### Assignment
Repeat each entry as written and leave the images out of the copy.

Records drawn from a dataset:
-*-*-
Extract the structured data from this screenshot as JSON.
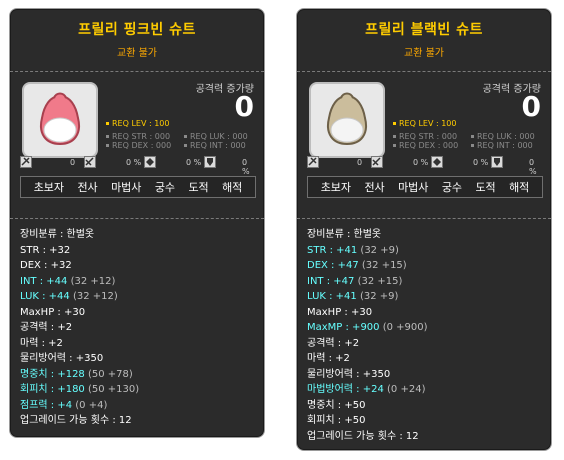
{
  "cards": [
    {
      "title": "프릴리 핑크빈 슈트",
      "trade": "교환 불가",
      "attack_label": "공격력 증가량",
      "attack_value": "0",
      "req_lev": "REQ LEV : 100",
      "req_str": "REQ STR : 000",
      "req_dex": "REQ DEX : 000",
      "req_luk": "REQ LUK : 000",
      "req_int": "REQ INT : 000",
      "icon_values": [
        "0",
        "0 %",
        "0 %",
        "0 %"
      ],
      "icon_names": [
        "hit-icon",
        "speed-icon",
        "defense-icon",
        "shield-icon"
      ],
      "item_color": "#f07a8a",
      "jobs": [
        "초보자",
        "전사",
        "마법사",
        "궁수",
        "도적",
        "해적"
      ],
      "stats": [
        {
          "label": "장비분류 : 한벌옷",
          "extra": "",
          "blue": false
        },
        {
          "label": "STR : +32",
          "extra": "",
          "blue": false
        },
        {
          "label": "DEX : +32",
          "extra": "",
          "blue": false
        },
        {
          "label": "INT : +44",
          "extra": "(32 +12)",
          "blue": true
        },
        {
          "label": "LUK : +44",
          "extra": "(32 +12)",
          "blue": true
        },
        {
          "label": "MaxHP : +30",
          "extra": "",
          "blue": false
        },
        {
          "label": "공격력 : +2",
          "extra": "",
          "blue": false
        },
        {
          "label": "마력 : +2",
          "extra": "",
          "blue": false
        },
        {
          "label": "물리방어력 : +350",
          "extra": "",
          "blue": false
        },
        {
          "label": "명중치 : +128",
          "extra": "(50 +78)",
          "blue": true
        },
        {
          "label": "회피치 : +180",
          "extra": "(50 +130)",
          "blue": true
        },
        {
          "label": "점프력 : +4",
          "extra": "(0 +4)",
          "blue": true
        },
        {
          "label": "업그레이드 가능 횟수 : 12",
          "extra": "",
          "blue": false
        }
      ]
    },
    {
      "title": "프릴리 블랙빈 슈트",
      "trade": "교환 불가",
      "attack_label": "공격력 증가량",
      "attack_value": "0",
      "req_lev": "REQ LEV : 100",
      "req_str": "REQ STR : 000",
      "req_dex": "REQ DEX : 000",
      "req_luk": "REQ LUK : 000",
      "req_int": "REQ INT : 000",
      "icon_values": [
        "0",
        "0 %",
        "0 %",
        "0 %"
      ],
      "icon_names": [
        "hit-icon",
        "speed-icon",
        "defense-icon",
        "shield-icon"
      ],
      "item_color": "#d8c8a8",
      "jobs": [
        "초보자",
        "전사",
        "마법사",
        "궁수",
        "도적",
        "해적"
      ],
      "stats": [
        {
          "label": "장비분류 : 한벌옷",
          "extra": "",
          "blue": false
        },
        {
          "label": "STR : +41",
          "extra": "(32 +9)",
          "blue": true
        },
        {
          "label": "DEX : +47",
          "extra": "(32 +15)",
          "blue": true
        },
        {
          "label": "INT : +47",
          "extra": "(32 +15)",
          "blue": true
        },
        {
          "label": "LUK : +41",
          "extra": "(32 +9)",
          "blue": true
        },
        {
          "label": "MaxHP : +30",
          "extra": "",
          "blue": false
        },
        {
          "label": "MaxMP : +900",
          "extra": "(0 +900)",
          "blue": true
        },
        {
          "label": "공격력 : +2",
          "extra": "",
          "blue": false
        },
        {
          "label": "마력 : +2",
          "extra": "",
          "blue": false
        },
        {
          "label": "물리방어력 : +350",
          "extra": "",
          "blue": false
        },
        {
          "label": "마법방어력 : +24",
          "extra": "(0 +24)",
          "blue": true
        },
        {
          "label": "명중치 : +50",
          "extra": "",
          "blue": false
        },
        {
          "label": "회피치 : +50",
          "extra": "",
          "blue": false
        },
        {
          "label": "업그레이드 가능 횟수 : 12",
          "extra": "",
          "blue": false
        }
      ]
    }
  ]
}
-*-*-
### Answer section
Extract the structured data from this screenshot as JSON.
{
  "cards": [
    {
      "title": "프릴리 핑크빈 슈트",
      "trade": "교환 불가",
      "attack_label": "공격력 증가량",
      "attack_value": "0",
      "req_lev": "REQ LEV : 100",
      "req_str": "REQ STR : 000",
      "req_dex": "REQ DEX : 000",
      "req_luk": "REQ LUK : 000",
      "req_int": "REQ INT : 000",
      "icon_values": [
        "0",
        "0 %",
        "0 %",
        "0 %"
      ],
      "icon_names": [
        "hit-icon",
        "speed-icon",
        "defense-icon",
        "shield-icon"
      ],
      "item_color": "#f07a8a",
      "jobs": [
        "초보자",
        "전사",
        "마법사",
        "궁수",
        "도적",
        "해적"
      ],
      "stats": [
        {
          "label": "장비분류 : 한벌옷",
          "extra": "",
          "blue": false
        },
        {
          "label": "STR : +32",
          "extra": "",
          "blue": false
        },
        {
          "label": "DEX : +32",
          "extra": "",
          "blue": false
        },
        {
          "label": "INT : +44",
          "extra": "(32 +12)",
          "blue": true
        },
        {
          "label": "LUK : +44",
          "extra": "(32 +12)",
          "blue": true
        },
        {
          "label": "MaxHP : +30",
          "extra": "",
          "blue": false
        },
        {
          "label": "공격력 : +2",
          "extra": "",
          "blue": false
        },
        {
          "label": "마력 : +2",
          "extra": "",
          "blue": false
        },
        {
          "label": "물리방어력 : +350",
          "extra": "",
          "blue": false
        },
        {
          "label": "명중치 : +128",
          "extra": "(50 +78)",
          "blue": true
        },
        {
          "label": "회피치 : +180",
          "extra": "(50 +130)",
          "blue": true
        },
        {
          "label": "점프력 : +4",
          "extra": "(0 +4)",
          "blue": true
        },
        {
          "label": "업그레이드 가능 횟수 : 12",
          "extra": "",
          "blue": false
        }
      ]
    },
    {
      "title": "프릴리 블랙빈 슈트",
      "trade": "교환 불가",
      "attack_label": "공격력 증가량",
      "attack_value": "0",
      "req_lev": "REQ LEV : 100",
      "req_str": "REQ STR : 000",
      "req_dex": "REQ DEX : 000",
      "req_luk": "REQ LUK : 000",
      "req_int": "REQ INT : 000",
      "icon_values": [
        "0",
        "0 %",
        "0 %",
        "0 %"
      ],
      "icon_names": [
        "hit-icon",
        "speed-icon",
        "defense-icon",
        "shield-icon"
      ],
      "item_color": "#d8c8a8",
      "jobs": [
        "초보자",
        "전사",
        "마법사",
        "궁수",
        "도적",
        "해적"
      ],
      "stats": [
        {
          "label": "장비분류 : 한벌옷",
          "extra": "",
          "blue": false
        },
        {
          "label": "STR : +41",
          "extra": "(32 +9)",
          "blue": true
        },
        {
          "label": "DEX : +47",
          "extra": "(32 +15)",
          "blue": true
        },
        {
          "label": "INT : +47",
          "extra": "(32 +15)",
          "blue": true
        },
        {
          "label": "LUK : +41",
          "extra": "(32 +9)",
          "blue": true
        },
        {
          "label": "MaxHP : +30",
          "extra": "",
          "blue": false
        },
        {
          "label": "MaxMP : +900",
          "extra": "(0 +900)",
          "blue": true
        },
        {
          "label": "공격력 : +2",
          "extra": "",
          "blue": false
        },
        {
          "label": "마력 : +2",
          "extra": "",
          "blue": false
        },
        {
          "label": "물리방어력 : +350",
          "extra": "",
          "blue": false
        },
        {
          "label": "마법방어력 : +24",
          "extra": "(0 +24)",
          "blue": true
        },
        {
          "label": "명중치 : +50",
          "extra": "",
          "blue": false
        },
        {
          "label": "회피치 : +50",
          "extra": "",
          "blue": false
        },
        {
          "label": "업그레이드 가능 횟수 : 12",
          "extra": "",
          "blue": false
        }
      ]
    }
  ]
}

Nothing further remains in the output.